**** The records

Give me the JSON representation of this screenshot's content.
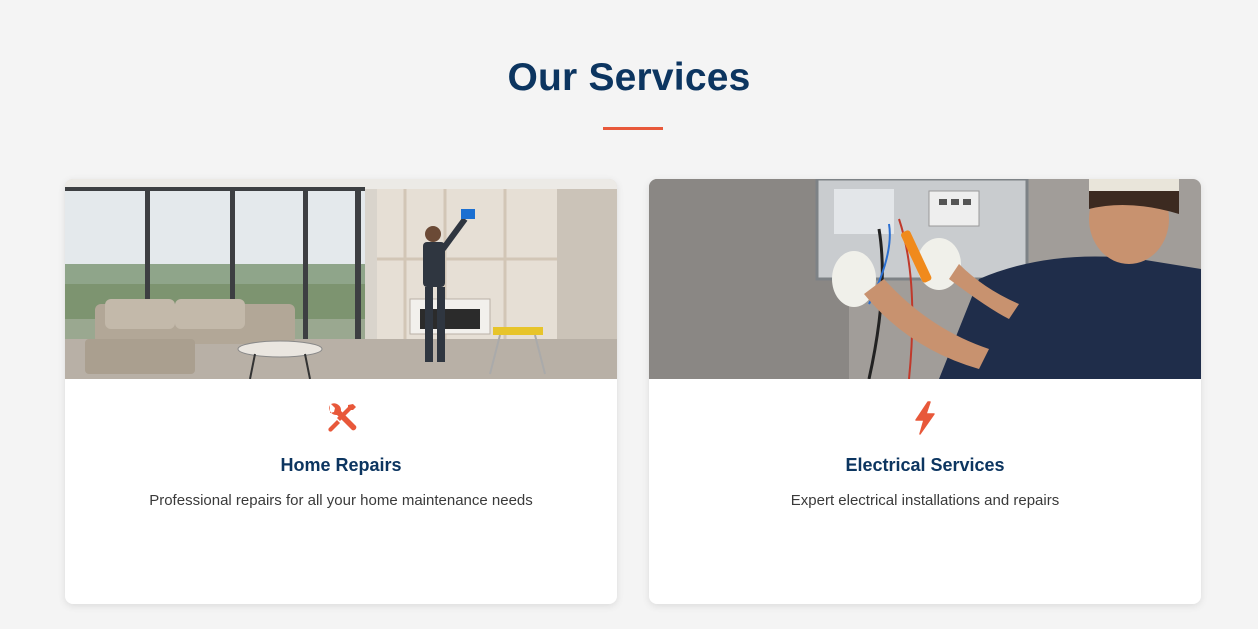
{
  "section": {
    "title": "Our Services"
  },
  "colors": {
    "accent": "#e8583a",
    "heading": "#0c3560",
    "background": "#f4f4f4"
  },
  "services": [
    {
      "title": "Home Repairs",
      "description": "Professional repairs for all your home maintenance needs",
      "icon": "tools-icon",
      "image": "handyman-drywall-photo"
    },
    {
      "title": "Electrical Services",
      "description": "Expert electrical installations and repairs",
      "icon": "lightning-bolt-icon",
      "image": "electrician-panel-photo"
    }
  ]
}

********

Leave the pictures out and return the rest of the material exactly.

Response to the exercise:
Give me the JSON representation of this screenshot's content.
{
  "section": {
    "title": "Our Services"
  },
  "colors": {
    "accent": "#e8583a",
    "heading": "#0c3560",
    "background": "#f4f4f4"
  },
  "services": [
    {
      "title": "Home Repairs",
      "description": "Professional repairs for all your home maintenance needs",
      "icon": "tools-icon",
      "image": "handyman-drywall-photo"
    },
    {
      "title": "Electrical Services",
      "description": "Expert electrical installations and repairs",
      "icon": "lightning-bolt-icon",
      "image": "electrician-panel-photo"
    }
  ]
}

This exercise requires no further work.